--- START ---
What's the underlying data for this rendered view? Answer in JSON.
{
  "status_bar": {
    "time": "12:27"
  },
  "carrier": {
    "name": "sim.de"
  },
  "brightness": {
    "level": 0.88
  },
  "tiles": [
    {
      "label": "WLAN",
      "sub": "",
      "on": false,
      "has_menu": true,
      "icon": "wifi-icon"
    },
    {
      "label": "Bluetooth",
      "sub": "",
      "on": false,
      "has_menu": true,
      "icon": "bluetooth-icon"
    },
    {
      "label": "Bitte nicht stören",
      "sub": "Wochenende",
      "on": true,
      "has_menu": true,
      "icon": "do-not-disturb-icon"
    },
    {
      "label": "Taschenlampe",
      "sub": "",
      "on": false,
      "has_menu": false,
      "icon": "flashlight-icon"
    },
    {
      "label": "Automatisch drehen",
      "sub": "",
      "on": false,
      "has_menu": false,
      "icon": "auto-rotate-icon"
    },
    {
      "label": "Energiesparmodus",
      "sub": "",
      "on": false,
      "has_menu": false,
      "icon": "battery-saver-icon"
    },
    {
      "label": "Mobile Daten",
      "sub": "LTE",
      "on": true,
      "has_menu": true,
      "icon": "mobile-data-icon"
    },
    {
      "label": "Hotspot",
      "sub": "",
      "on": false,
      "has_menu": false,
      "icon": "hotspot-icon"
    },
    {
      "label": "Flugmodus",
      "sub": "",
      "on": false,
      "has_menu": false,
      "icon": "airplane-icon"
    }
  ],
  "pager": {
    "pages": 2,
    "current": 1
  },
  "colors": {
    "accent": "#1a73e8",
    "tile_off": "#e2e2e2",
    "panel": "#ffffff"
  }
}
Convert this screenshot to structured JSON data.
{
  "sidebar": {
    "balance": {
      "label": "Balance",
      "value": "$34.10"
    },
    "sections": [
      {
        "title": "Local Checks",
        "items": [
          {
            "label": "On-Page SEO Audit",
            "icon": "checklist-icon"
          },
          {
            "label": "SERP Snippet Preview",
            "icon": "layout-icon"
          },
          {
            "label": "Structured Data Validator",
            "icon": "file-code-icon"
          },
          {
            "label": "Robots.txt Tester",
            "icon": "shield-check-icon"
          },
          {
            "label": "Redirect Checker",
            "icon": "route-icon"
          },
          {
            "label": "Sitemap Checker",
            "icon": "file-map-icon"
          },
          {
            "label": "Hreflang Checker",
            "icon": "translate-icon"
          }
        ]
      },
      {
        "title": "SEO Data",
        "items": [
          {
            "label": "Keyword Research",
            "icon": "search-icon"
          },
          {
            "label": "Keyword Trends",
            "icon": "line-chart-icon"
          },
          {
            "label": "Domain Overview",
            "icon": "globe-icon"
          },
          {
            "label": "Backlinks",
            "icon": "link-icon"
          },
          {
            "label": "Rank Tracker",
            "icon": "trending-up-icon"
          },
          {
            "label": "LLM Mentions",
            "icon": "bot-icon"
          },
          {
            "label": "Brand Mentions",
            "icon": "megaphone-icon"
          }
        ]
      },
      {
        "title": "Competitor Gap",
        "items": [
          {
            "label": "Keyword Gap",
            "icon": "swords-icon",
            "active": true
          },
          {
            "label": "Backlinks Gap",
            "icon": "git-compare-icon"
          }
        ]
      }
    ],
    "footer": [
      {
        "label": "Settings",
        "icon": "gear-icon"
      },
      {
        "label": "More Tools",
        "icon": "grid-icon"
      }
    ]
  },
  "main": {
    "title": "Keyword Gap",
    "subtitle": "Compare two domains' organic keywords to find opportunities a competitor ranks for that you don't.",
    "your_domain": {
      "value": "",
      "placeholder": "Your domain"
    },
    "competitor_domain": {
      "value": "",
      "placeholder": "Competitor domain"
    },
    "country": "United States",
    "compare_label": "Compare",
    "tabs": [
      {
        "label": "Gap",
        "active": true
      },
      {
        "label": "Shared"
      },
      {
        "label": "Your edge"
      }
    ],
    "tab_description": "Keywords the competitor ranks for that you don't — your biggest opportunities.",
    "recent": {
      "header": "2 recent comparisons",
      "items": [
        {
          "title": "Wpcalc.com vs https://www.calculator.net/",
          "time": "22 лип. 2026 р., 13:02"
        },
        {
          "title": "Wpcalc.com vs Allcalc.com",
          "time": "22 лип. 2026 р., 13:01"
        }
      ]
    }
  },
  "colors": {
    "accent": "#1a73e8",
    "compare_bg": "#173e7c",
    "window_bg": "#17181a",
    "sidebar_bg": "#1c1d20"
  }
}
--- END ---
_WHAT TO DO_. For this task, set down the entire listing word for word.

_ANSWER TO THIS PROBLEM_.
What's the underlying data for this rendered view? Answer in JSON.
{
  "status_bar": {
    "time": "12:27"
  },
  "carrier": {
    "name": "sim.de"
  },
  "brightness": {
    "level": 0.88
  },
  "tiles": [
    {
      "label": "WLAN",
      "sub": "",
      "on": false,
      "has_menu": true,
      "icon": "wifi-icon"
    },
    {
      "label": "Bluetooth",
      "sub": "",
      "on": false,
      "has_menu": true,
      "icon": "bluetooth-icon"
    },
    {
      "label": "Bitte nicht stören",
      "sub": "Wochenende",
      "on": true,
      "has_menu": true,
      "icon": "do-not-disturb-icon"
    },
    {
      "label": "Taschenlampe",
      "sub": "",
      "on": false,
      "has_menu": false,
      "icon": "flashlight-icon"
    },
    {
      "label": "Automatisch drehen",
      "sub": "",
      "on": false,
      "has_menu": false,
      "icon": "auto-rotate-icon"
    },
    {
      "label": "Energiesparmodus",
      "sub": "",
      "on": false,
      "has_menu": false,
      "icon": "battery-saver-icon"
    },
    {
      "label": "Mobile Daten",
      "sub": "LTE",
      "on": true,
      "has_menu": true,
      "icon": "mobile-data-icon"
    },
    {
      "label": "Hotspot",
      "sub": "",
      "on": false,
      "has_menu": false,
      "icon": "hotspot-icon"
    },
    {
      "label": "Flugmodus",
      "sub": "",
      "on": false,
      "has_menu": false,
      "icon": "airplane-icon"
    }
  ],
  "pager": {
    "pages": 2,
    "current": 1
  },
  "colors": {
    "accent": "#1a73e8",
    "tile_off": "#e2e2e2",
    "panel": "#ffffff"
  }
}
Convert this screenshot to structured JSON data.
{
  "sidebar": {
    "balance": {
      "label": "Balance",
      "value": "$34.10"
    },
    "sections": [
      {
        "title": "Local Checks",
        "items": [
          {
            "label": "On-Page SEO Audit",
            "icon": "checklist-icon"
          },
          {
            "label": "SERP Snippet Preview",
            "icon": "layout-icon"
          },
          {
            "label": "Structured Data Validator",
            "icon": "file-code-icon"
          },
          {
            "label": "Robots.txt Tester",
            "icon": "shield-check-icon"
          },
          {
            "label": "Redirect Checker",
            "icon": "route-icon"
          },
          {
            "label": "Sitemap Checker",
            "icon": "file-map-icon"
          },
          {
            "label": "Hreflang Checker",
            "icon": "translate-icon"
          }
        ]
      },
      {
        "title": "SEO Data",
        "items": [
          {
            "label": "Keyword Research",
            "icon": "search-icon"
          },
          {
            "label": "Keyword Trends",
            "icon": "line-chart-icon"
          },
          {
            "label": "Domain Overview",
            "icon": "globe-icon"
          },
          {
            "label": "Backlinks",
            "icon": "link-icon"
          },
          {
            "label": "Rank Tracker",
            "icon": "trending-up-icon"
          },
          {
            "label": "LLM Mentions",
            "icon": "bot-icon"
          },
          {
            "label": "Brand Mentions",
            "icon": "megaphone-icon"
          }
        ]
      },
      {
        "title": "Competitor Gap",
        "items": [
          {
            "label": "Keyword Gap",
            "icon": "swords-icon",
            "active": true
          },
          {
            "label": "Backlinks Gap",
            "icon": "git-compare-icon"
          }
        ]
      }
    ],
    "footer": [
      {
        "label": "Settings",
        "icon": "gear-icon"
      },
      {
        "label": "More Tools",
        "icon": "grid-icon"
      }
    ]
  },
  "main": {
    "title": "Keyword Gap",
    "subtitle": "Compare two domains' organic keywords to find opportunities a competitor ranks for that you don't.",
    "your_domain": {
      "value": "",
      "placeholder": "Your domain"
    },
    "competitor_domain": {
      "value": "",
      "placeholder": "Competitor domain"
    },
    "country": "United States",
    "compare_label": "Compare",
    "tabs": [
      {
        "label": "Gap",
        "active": true
      },
      {
        "label": "Shared"
      },
      {
        "label": "Your edge"
      }
    ],
    "tab_description": "Keywords the competitor ranks for that you don't — your biggest opportunities.",
    "recent": {
      "header": "2 recent comparisons",
      "items": [
        {
          "title": "Wpcalc.com vs https://www.calculator.net/",
          "time": "22 лип. 2026 р., 13:02"
        },
        {
          "title": "Wpcalc.com vs Allcalc.com",
          "time": "22 лип. 2026 р., 13:01"
        }
      ]
    }
  },
  "colors": {
    "accent": "#1a73e8",
    "compare_bg": "#173e7c",
    "window_bg": "#17181a",
    "sidebar_bg": "#1c1d20"
  }
}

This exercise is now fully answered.